-------- Provided information

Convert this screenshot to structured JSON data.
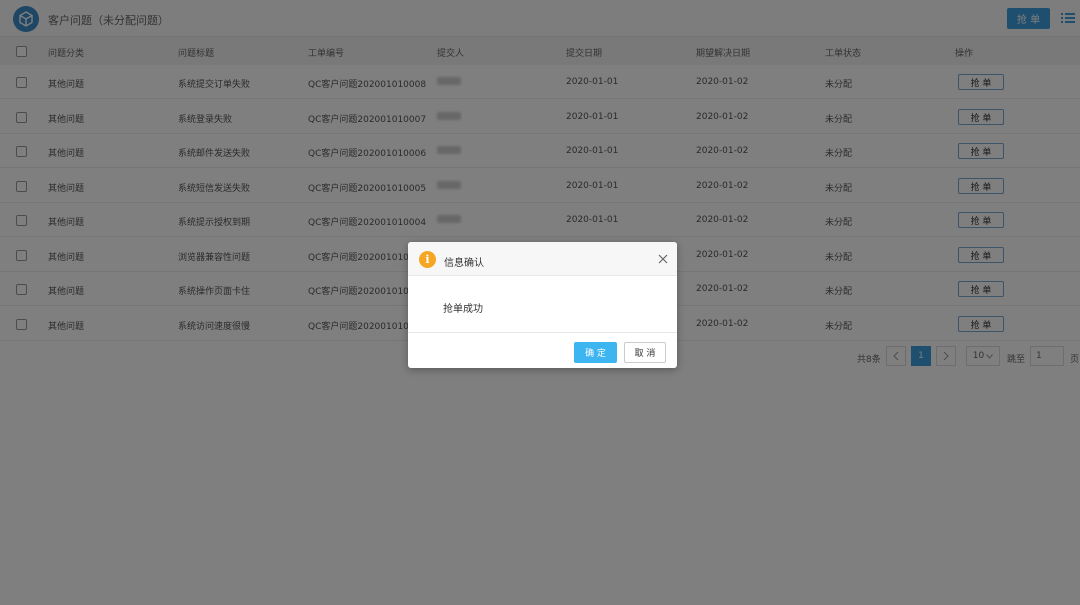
{
  "header": {
    "title": "客户问题（未分配问题）",
    "grab_label": "抢 单"
  },
  "table": {
    "columns": [
      "问题分类",
      "问题标题",
      "工单编号",
      "提交人",
      "提交日期",
      "期望解决日期",
      "工单状态",
      "操作"
    ],
    "rows": [
      {
        "category": "其他问题",
        "title": "系统提交订单失败",
        "ticket": "QC客户问题202001010008",
        "date": "2020-01-01",
        "expected": "2020-01-02",
        "status": "未分配",
        "action": "抢 单"
      },
      {
        "category": "其他问题",
        "title": "系统登录失败",
        "ticket": "QC客户问题202001010007",
        "date": "2020-01-01",
        "expected": "2020-01-02",
        "status": "未分配",
        "action": "抢 单"
      },
      {
        "category": "其他问题",
        "title": "系统邮件发送失败",
        "ticket": "QC客户问题202001010006",
        "date": "2020-01-01",
        "expected": "2020-01-02",
        "status": "未分配",
        "action": "抢 单"
      },
      {
        "category": "其他问题",
        "title": "系统短信发送失败",
        "ticket": "QC客户问题202001010005",
        "date": "2020-01-01",
        "expected": "2020-01-02",
        "status": "未分配",
        "action": "抢 单"
      },
      {
        "category": "其他问题",
        "title": "系统提示授权到期",
        "ticket": "QC客户问题202001010004",
        "date": "2020-01-01",
        "expected": "2020-01-02",
        "status": "未分配",
        "action": "抢 单"
      },
      {
        "category": "其他问题",
        "title": "浏览器兼容性问题",
        "ticket": "QC客户问题202001010",
        "date": "",
        "expected": "2020-01-02",
        "status": "未分配",
        "action": "抢 单"
      },
      {
        "category": "其他问题",
        "title": "系统操作页面卡住",
        "ticket": "QC客户问题202001010",
        "date": "",
        "expected": "2020-01-02",
        "status": "未分配",
        "action": "抢 单"
      },
      {
        "category": "其他问题",
        "title": "系统访问速度很慢",
        "ticket": "QC客户问题202001010",
        "date": "",
        "expected": "2020-01-02",
        "status": "未分配",
        "action": "抢 单"
      }
    ]
  },
  "pagination": {
    "total": "共8条",
    "current_page": "1",
    "page_size": "10",
    "jump_label": "跳至",
    "jump_value": "1",
    "page_suffix": "页"
  },
  "dialog": {
    "title": "信息确认",
    "message": "抢单成功",
    "ok_label": "确 定",
    "cancel_label": "取 消",
    "info_glyph": "i"
  },
  "colors": {
    "primary": "#3d9fdc",
    "dialog_ok": "#3db5f0",
    "info": "#f5a623",
    "overlay": "rgba(0,0,0,0.5)"
  },
  "icons": {
    "logo": "cube-logo-icon",
    "menu": "list-menu-icon",
    "close": "close-icon",
    "info": "info-icon"
  }
}
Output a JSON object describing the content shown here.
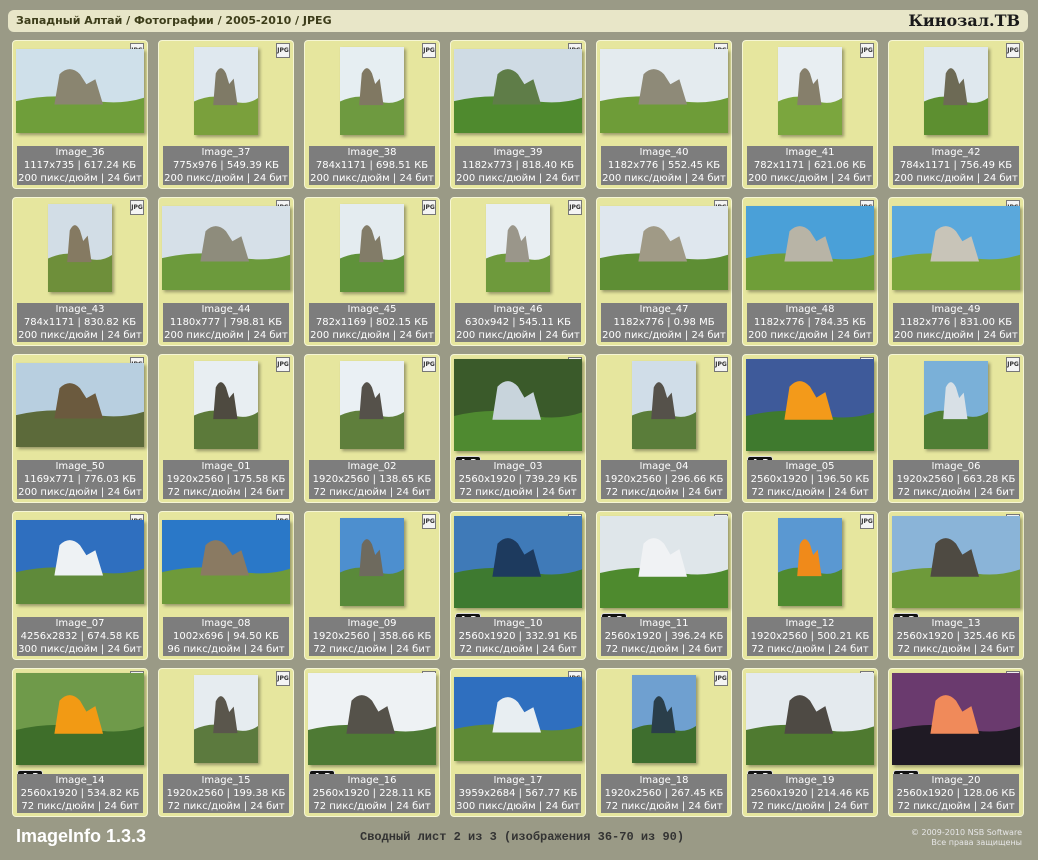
{
  "header": {
    "breadcrumb": "Западный Алтай / Фотографии / 2005-2010 / JPEG",
    "brand": "Кинозал.ТВ"
  },
  "badge_label": "JPG",
  "images": [
    {
      "name": "Image_36",
      "dims": "1117x735 | 617.24 КБ",
      "meta": "200 пикс/дюйм | 24 бит",
      "orient": "land",
      "ratio": "",
      "sky": "#cfe0ea",
      "ground": "#6f9e3a",
      "rock": "#8a8570"
    },
    {
      "name": "Image_37",
      "dims": "775x976 | 549.39 КБ",
      "meta": "200 пикс/дюйм | 24 бит",
      "orient": "port",
      "ratio": "",
      "sky": "#dfe8ef",
      "ground": "#7aa03c",
      "rock": "#7f7a66"
    },
    {
      "name": "Image_38",
      "dims": "784x1171 | 698.51 КБ",
      "meta": "200 пикс/дюйм | 24 бит",
      "orient": "port",
      "ratio": "",
      "sky": "#e6eef2",
      "ground": "#6e9a40",
      "rock": "#807862"
    },
    {
      "name": "Image_39",
      "dims": "1182x773 | 818.40 КБ",
      "meta": "200 пикс/дюйм | 24 бит",
      "orient": "land",
      "ratio": "",
      "sky": "#cfdbe4",
      "ground": "#4f8a2e",
      "rock": "#5f7d48"
    },
    {
      "name": "Image_40",
      "dims": "1182x776 | 552.45 КБ",
      "meta": "200 пикс/дюйм | 24 бит",
      "orient": "land",
      "ratio": "",
      "sky": "#e4ebef",
      "ground": "#6e9c38",
      "rock": "#8e8a78"
    },
    {
      "name": "Image_41",
      "dims": "782x1171 | 621.06 КБ",
      "meta": "200 пикс/дюйм | 24 бит",
      "orient": "port",
      "ratio": "",
      "sky": "#e8eef2",
      "ground": "#7ba63e",
      "rock": "#867f6b"
    },
    {
      "name": "Image_42",
      "dims": "784x1171 | 756.49 КБ",
      "meta": "200 пикс/дюйм | 24 бит",
      "orient": "port",
      "ratio": "",
      "sky": "#dfe8ee",
      "ground": "#5d8f30",
      "rock": "#6d6a55"
    },
    {
      "name": "Image_43",
      "dims": "784x1171 | 830.82 КБ",
      "meta": "200 пикс/дюйм | 24 бит",
      "orient": "port",
      "ratio": "",
      "sky": "#d2dde6",
      "ground": "#6e8f3a",
      "rock": "#857a62"
    },
    {
      "name": "Image_44",
      "dims": "1180x777 | 798.81 КБ",
      "meta": "200 пикс/дюйм | 24 бит",
      "orient": "land",
      "ratio": "",
      "sky": "#d6e0e8",
      "ground": "#6c9a3c",
      "rock": "#8e8c7c"
    },
    {
      "name": "Image_45",
      "dims": "782x1169 | 802.15 КБ",
      "meta": "200 пикс/дюйм | 24 бит",
      "orient": "port",
      "ratio": "",
      "sky": "#e4ecf0",
      "ground": "#5f923a",
      "rock": "#827c68"
    },
    {
      "name": "Image_46",
      "dims": "630x942 | 545.11 КБ",
      "meta": "200 пикс/дюйм | 24 бит",
      "orient": "port",
      "ratio": "",
      "sky": "#e8eef2",
      "ground": "#6e9a3c",
      "rock": "#9a968a"
    },
    {
      "name": "Image_47",
      "dims": "1182x776 | 0.98 МБ",
      "meta": "200 пикс/дюйм | 24 бит",
      "orient": "land",
      "ratio": "",
      "sky": "#dfe7ee",
      "ground": "#5e8e34",
      "rock": "#a09a86"
    },
    {
      "name": "Image_48",
      "dims": "1182x776 | 784.35 КБ",
      "meta": "200 пикс/дюйм | 24 бит",
      "orient": "land",
      "ratio": "",
      "sky": "#4aa0d8",
      "ground": "#6f9e38",
      "rock": "#b8b4a6"
    },
    {
      "name": "Image_49",
      "dims": "1182x776 | 831.00 КБ",
      "meta": "200 пикс/дюйм | 24 бит",
      "orient": "land",
      "ratio": "",
      "sky": "#5aa8dc",
      "ground": "#7aa63c",
      "rock": "#c8c4b8"
    },
    {
      "name": "Image_50",
      "dims": "1169x771 | 776.03 КБ",
      "meta": "200 пикс/дюйм | 24 бит",
      "orient": "land",
      "ratio": "",
      "sky": "#b8cfe0",
      "ground": "#5c6a3a",
      "rock": "#6b5a3e"
    },
    {
      "name": "Image_01",
      "dims": "1920x2560 | 175.58 КБ",
      "meta": "72 пикс/дюйм | 24 бит",
      "orient": "port",
      "ratio": "",
      "sky": "#e8eef2",
      "ground": "#5c7a3a",
      "rock": "#4e4a40"
    },
    {
      "name": "Image_02",
      "dims": "1920x2560 | 138.65 КБ",
      "meta": "72 пикс/дюйм | 24 бит",
      "orient": "port",
      "ratio": "",
      "sky": "#eaf0f4",
      "ground": "#5f7f3c",
      "rock": "#55514a"
    },
    {
      "name": "Image_03",
      "dims": "2560x1920 | 739.29 КБ",
      "meta": "72 пикс/дюйм | 24 бит",
      "orient": "land43",
      "ratio": "4:3",
      "sky": "#3a5a2a",
      "ground": "#4f8a30",
      "rock": "#c8d4dc"
    },
    {
      "name": "Image_04",
      "dims": "1920x2560 | 296.66 КБ",
      "meta": "72 пикс/дюйм | 24 бит",
      "orient": "port",
      "ratio": "",
      "sky": "#d0dde8",
      "ground": "#5a7d3a",
      "rock": "#55514a"
    },
    {
      "name": "Image_05",
      "dims": "2560x1920 | 196.50 КБ",
      "meta": "72 пикс/дюйм | 24 бит",
      "orient": "land43",
      "ratio": "4:3",
      "sky": "#3e5a9a",
      "ground": "#3f7a2e",
      "rock": "#f39a1a"
    },
    {
      "name": "Image_06",
      "dims": "1920x2560 | 663.28 КБ",
      "meta": "72 пикс/дюйм | 24 бит",
      "orient": "port",
      "ratio": "",
      "sky": "#7ab0d8",
      "ground": "#4f7e34",
      "rock": "#d8e0e6"
    },
    {
      "name": "Image_07",
      "dims": "4256x2832 | 674.58 КБ",
      "meta": "300 пикс/дюйм | 24 бит",
      "orient": "land",
      "ratio": "",
      "sky": "#2f6fbf",
      "ground": "#5f8a3a",
      "rock": "#eef2f4"
    },
    {
      "name": "Image_08",
      "dims": "1002x696 | 94.50 КБ",
      "meta": "96 пикс/дюйм | 24 бит",
      "orient": "land",
      "ratio": "",
      "sky": "#2a78c8",
      "ground": "#6e9a3a",
      "rock": "#8a7a62"
    },
    {
      "name": "Image_09",
      "dims": "1920x2560 | 358.66 КБ",
      "meta": "72 пикс/дюйм | 24 бит",
      "orient": "port",
      "ratio": "",
      "sky": "#4d8fcf",
      "ground": "#5a8a3a",
      "rock": "#6e6a5e"
    },
    {
      "name": "Image_10",
      "dims": "2560x1920 | 332.91 КБ",
      "meta": "72 пикс/дюйм | 24 бит",
      "orient": "land43",
      "ratio": "4:3",
      "sky": "#3f7ab8",
      "ground": "#3e7a30",
      "rock": "#1d3a5e"
    },
    {
      "name": "Image_11",
      "dims": "2560x1920 | 396.24 КБ",
      "meta": "72 пикс/дюйм | 24 бит",
      "orient": "land43",
      "ratio": "4:3",
      "sky": "#dfe6ea",
      "ground": "#4e8a2e",
      "rock": "#f0f2f4"
    },
    {
      "name": "Image_12",
      "dims": "1920x2560 | 500.21 КБ",
      "meta": "72 пикс/дюйм | 24 бит",
      "orient": "port",
      "ratio": "",
      "sky": "#5a98d2",
      "ground": "#4f8a30",
      "rock": "#f08a1a"
    },
    {
      "name": "Image_13",
      "dims": "2560x1920 | 325.46 КБ",
      "meta": "72 пикс/дюйм | 24 бит",
      "orient": "land43",
      "ratio": "4:3",
      "sky": "#8ab4d8",
      "ground": "#6e9a3a",
      "rock": "#4e4a42"
    },
    {
      "name": "Image_14",
      "dims": "2560x1920 | 534.82 КБ",
      "meta": "72 пикс/дюйм | 24 бит",
      "orient": "land43",
      "ratio": "4:3",
      "sky": "#6f9a4a",
      "ground": "#3e6e2a",
      "rock": "#f29a14"
    },
    {
      "name": "Image_15",
      "dims": "1920x2560 | 199.38 КБ",
      "meta": "72 пикс/дюйм | 24 бит",
      "orient": "port",
      "ratio": "",
      "sky": "#e6ecf0",
      "ground": "#5c7a3e",
      "rock": "#5a564c"
    },
    {
      "name": "Image_16",
      "dims": "2560x1920 | 228.11 КБ",
      "meta": "72 пикс/дюйм | 24 бит",
      "orient": "land43",
      "ratio": "4:3",
      "sky": "#eef2f4",
      "ground": "#4e7a34",
      "rock": "#55524a"
    },
    {
      "name": "Image_17",
      "dims": "3959x2684 | 567.77 КБ",
      "meta": "300 пикс/дюйм | 24 бит",
      "orient": "land",
      "ratio": "",
      "sky": "#2f6fbf",
      "ground": "#5e8a36",
      "rock": "#e8eef2"
    },
    {
      "name": "Image_18",
      "dims": "1920x2560 | 267.45 КБ",
      "meta": "72 пикс/дюйм | 24 бит",
      "orient": "port",
      "ratio": "",
      "sky": "#6fa0d0",
      "ground": "#3e6e2e",
      "rock": "#2a3e4a"
    },
    {
      "name": "Image_19",
      "dims": "2560x1920 | 214.46 КБ",
      "meta": "72 пикс/дюйм | 24 бит",
      "orient": "land43",
      "ratio": "4:3",
      "sky": "#e4eaee",
      "ground": "#4f7a30",
      "rock": "#4e4a44"
    },
    {
      "name": "Image_20",
      "dims": "2560x1920 | 128.06 КБ",
      "meta": "72 пикс/дюйм | 24 бит",
      "orient": "land43",
      "ratio": "4:3",
      "sky": "#6a3a6e",
      "ground": "#1f1a24",
      "rock": "#f08a5a"
    }
  ],
  "footer": {
    "app_name": "ImageInfo 1.3.3",
    "sheet_info": "Сводный лист 2 из 3 (изображения 36-70 из 90)",
    "copyright": "© 2009-2010 NSB Software",
    "rights": "Все права защищены"
  },
  "colors": {
    "card_bg": "#e6e69e",
    "info_bg": "#7d7d7d",
    "page_bg": "#9a9a86"
  }
}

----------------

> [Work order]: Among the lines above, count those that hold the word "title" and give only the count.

> [Your solution]: 10